"O Come, All Ye Faithful" ("Adeste Fideles" in the Latin version) has a verse which runs:

See how the shepherds,
Summoned to His cradle,
Leaving their flocks, draw nigh to gaze;
We too will thither
Bend our joyful footsteps.

Other carols which mention the Adoration of the Shepherds include "Silent Night", "What Child Is This?", "Infant Holy, Infant Lowly", "I Wonder as I Wander", and "O Come, Little Children". The German carol "Vom Himmel hoch, da komm ich her" ("From Heaven Above to Earth I Come") contains several stanzas on the subject of following the shepherds and celebrating the newborn baby. The Czech carol "Nesem vám noviny ("Come, All Ye Shepherds", in German "Kommet, ihr Hirten") concerns the adoration of the shepherds; the middle verse of Mari Ruef Hofer's English version runs:

Hasten then, hasten to Bethlehem's stall,
There to see heaven descend to us all.
With holy feeling, there humbly kneeling,
We will adore Him, bow down before Him,
Worship the King.[9]


See also


  1. ^ Edwards 2015, pp. 74–75.
  2. ^ Edwards 2015, p. 77.
  3. ^ Edwards 2015, p. 78.
  4. ^ Baxter, Roger (1823). "The Adoration of the Shepherds." . Meditations For Every Day In The Year. New York: Benziger Brothers.
  5. ^ Lapide, Cornelius (1889). The great commentary of Cornelius à Lapide. Translated by Thomas Wimberly Mossman.
  6. ^ a b "Adoration of the shepherds | History, Art, & Facts". Encyclopedia Britannica. Retrieved 10 December 2023.
  7. ^ Earls, Irene, Renaissance Art: A topical dictionary, Greenwood Publishing Group, 1987, ISBN 0-313-24658-0, p. 18.
  8. ^ Hall, James (1996). Dictionary of Subjects and Symbols in Art. London: John Murray. p. 7.
  9. ^ "The Cyber Hymnal: Come, All Ye Shepherds". Archived from the original on 28 March 2014. Retrieved 13 January 2015.
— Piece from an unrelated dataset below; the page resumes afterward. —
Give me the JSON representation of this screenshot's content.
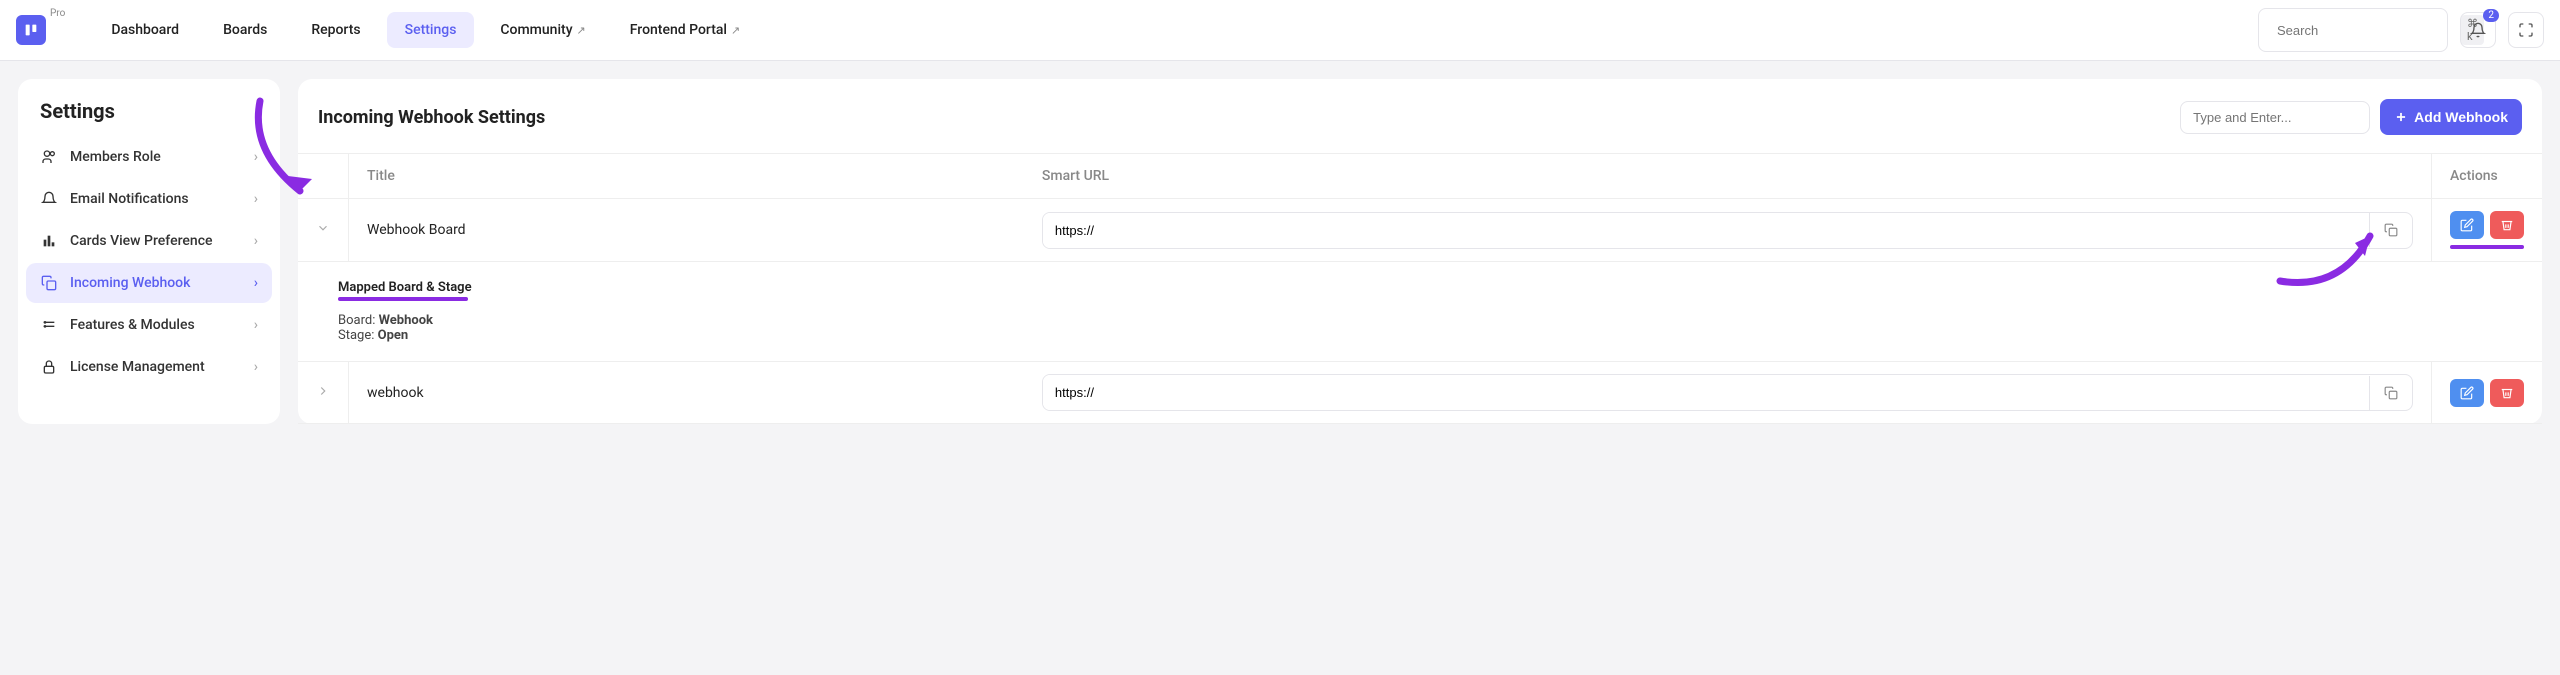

Adoration of the Shepherds Life of Jesus Preceded byAnnunciation to the shepherds New TestamentEvents Succeeded byCircumcision of Jesus